Activity: Your reply should consist of the entries, copied exactly and stripped of images.

Interface dataset entries:
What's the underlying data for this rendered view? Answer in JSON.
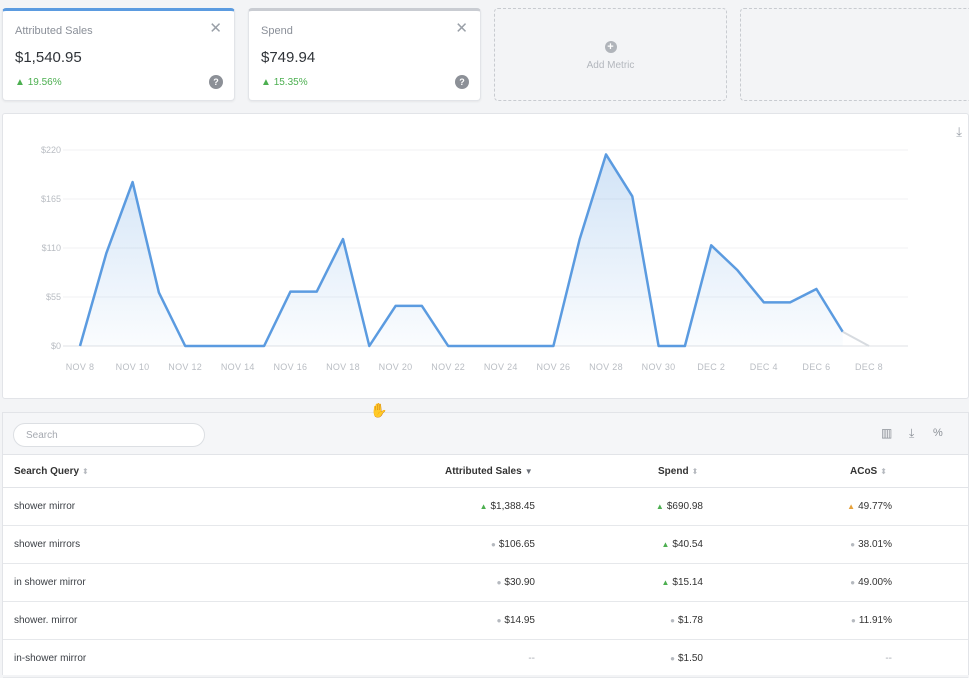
{
  "cards": [
    {
      "title": "Attributed Sales",
      "value": "$1,540.95",
      "delta": "19.56%",
      "close": "✕",
      "help": "?"
    },
    {
      "title": "Spend",
      "value": "$749.94",
      "delta": "15.35%",
      "close": "✕",
      "help": "?"
    }
  ],
  "add_metric": {
    "label": "Add Metric",
    "icon": "+"
  },
  "chart_data": {
    "type": "area",
    "x": [
      "NOV 8",
      "NOV 9",
      "NOV 10",
      "NOV 11",
      "NOV 12",
      "NOV 13",
      "NOV 14",
      "NOV 15",
      "NOV 16",
      "NOV 17",
      "NOV 18",
      "NOV 19",
      "NOV 20",
      "NOV 21",
      "NOV 22",
      "NOV 23",
      "NOV 24",
      "NOV 25",
      "NOV 26",
      "NOV 27",
      "NOV 28",
      "NOV 29",
      "NOV 30",
      "DEC 1",
      "DEC 2",
      "DEC 3",
      "DEC 4",
      "DEC 5",
      "DEC 6",
      "DEC 7"
    ],
    "xticks": [
      "NOV 8",
      "NOV 10",
      "NOV 12",
      "NOV 14",
      "NOV 16",
      "NOV 18",
      "NOV 20",
      "NOV 22",
      "NOV 24",
      "NOV 26",
      "NOV 28",
      "NOV 30",
      "DEC 2",
      "DEC 4",
      "DEC 6",
      "DEC 8"
    ],
    "yticks": [
      "$0",
      "$55",
      "$110",
      "$165",
      "$220"
    ],
    "ylim": [
      0,
      220
    ],
    "values": [
      0,
      104,
      184,
      60,
      0,
      0,
      0,
      0,
      61,
      61,
      120,
      0,
      45,
      45,
      0,
      0,
      0,
      0,
      0,
      120,
      215,
      168,
      0,
      0,
      113,
      85,
      49,
      49,
      64,
      16
    ],
    "color": "#5b9be0",
    "grid": true
  },
  "table": {
    "search_placeholder": "Search",
    "icons": {
      "columns": "▥",
      "download": "⤓",
      "percent": "%"
    },
    "headers": {
      "query": "Search Query",
      "sales": "Attributed Sales",
      "spend": "Spend",
      "acos": "ACoS"
    },
    "sort_icons": {
      "query": "⬍",
      "sales": "▼",
      "spend": "⬍",
      "acos": "⬍"
    },
    "rows": [
      {
        "query": "shower mirror",
        "sales": "$1,388.45",
        "spend": "$690.98",
        "acos": "49.77%"
      },
      {
        "query": "shower mirrors",
        "sales": "$106.65",
        "spend": "$40.54",
        "acos": "38.01%"
      },
      {
        "query": "in shower mirror",
        "sales": "$30.90",
        "spend": "$15.14",
        "acos": "49.00%"
      },
      {
        "query": "shower. mirror",
        "sales": "$14.95",
        "spend": "$1.78",
        "acos": "11.91%"
      },
      {
        "query": "in-shower mirror",
        "sales": "--",
        "spend": "$1.50",
        "acos": "--"
      }
    ]
  },
  "chart_download_icon": "⤓",
  "colors": {
    "accent": "#5b9be0",
    "up": "#4caf50",
    "warn": "#e6a23c"
  }
}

Response below:
What's the underlying data for this rendered view? Answer in JSON.
{
  "cards": [
    {
      "title": "Attributed Sales",
      "value": "$1,540.95",
      "delta": "19.56%",
      "close": "✕",
      "help": "?"
    },
    {
      "title": "Spend",
      "value": "$749.94",
      "delta": "15.35%",
      "close": "✕",
      "help": "?"
    }
  ],
  "add_metric": {
    "label": "Add Metric",
    "icon": "+"
  },
  "chart_data": {
    "type": "area",
    "x": [
      "NOV 8",
      "NOV 9",
      "NOV 10",
      "NOV 11",
      "NOV 12",
      "NOV 13",
      "NOV 14",
      "NOV 15",
      "NOV 16",
      "NOV 17",
      "NOV 18",
      "NOV 19",
      "NOV 20",
      "NOV 21",
      "NOV 22",
      "NOV 23",
      "NOV 24",
      "NOV 25",
      "NOV 26",
      "NOV 27",
      "NOV 28",
      "NOV 29",
      "NOV 30",
      "DEC 1",
      "DEC 2",
      "DEC 3",
      "DEC 4",
      "DEC 5",
      "DEC 6",
      "DEC 7"
    ],
    "xticks": [
      "NOV 8",
      "NOV 10",
      "NOV 12",
      "NOV 14",
      "NOV 16",
      "NOV 18",
      "NOV 20",
      "NOV 22",
      "NOV 24",
      "NOV 26",
      "NOV 28",
      "NOV 30",
      "DEC 2",
      "DEC 4",
      "DEC 6",
      "DEC 8"
    ],
    "yticks": [
      "$0",
      "$55",
      "$110",
      "$165",
      "$220"
    ],
    "ylim": [
      0,
      220
    ],
    "values": [
      0,
      104,
      184,
      60,
      0,
      0,
      0,
      0,
      61,
      61,
      120,
      0,
      45,
      45,
      0,
      0,
      0,
      0,
      0,
      120,
      215,
      168,
      0,
      0,
      113,
      85,
      49,
      49,
      64,
      16
    ],
    "color": "#5b9be0",
    "grid": true
  },
  "table": {
    "search_placeholder": "Search",
    "icons": {
      "columns": "▥",
      "download": "⤓",
      "percent": "%"
    },
    "headers": {
      "query": "Search Query",
      "sales": "Attributed Sales",
      "spend": "Spend",
      "acos": "ACoS"
    },
    "sort_icons": {
      "query": "⬍",
      "sales": "▼",
      "spend": "⬍",
      "acos": "⬍"
    },
    "rows": [
      {
        "query": "shower mirror",
        "sales": "$1,388.45",
        "spend": "$690.98",
        "acos": "49.77%"
      },
      {
        "query": "shower mirrors",
        "sales": "$106.65",
        "spend": "$40.54",
        "acos": "38.01%"
      },
      {
        "query": "in shower mirror",
        "sales": "$30.90",
        "spend": "$15.14",
        "acos": "49.00%"
      },
      {
        "query": "shower. mirror",
        "sales": "$14.95",
        "spend": "$1.78",
        "acos": "11.91%"
      },
      {
        "query": "in-shower mirror",
        "sales": "--",
        "spend": "$1.50",
        "acos": "--"
      }
    ]
  },
  "chart_download_icon": "⤓",
  "colors": {
    "accent": "#5b9be0",
    "up": "#4caf50",
    "warn": "#e6a23c"
  }
}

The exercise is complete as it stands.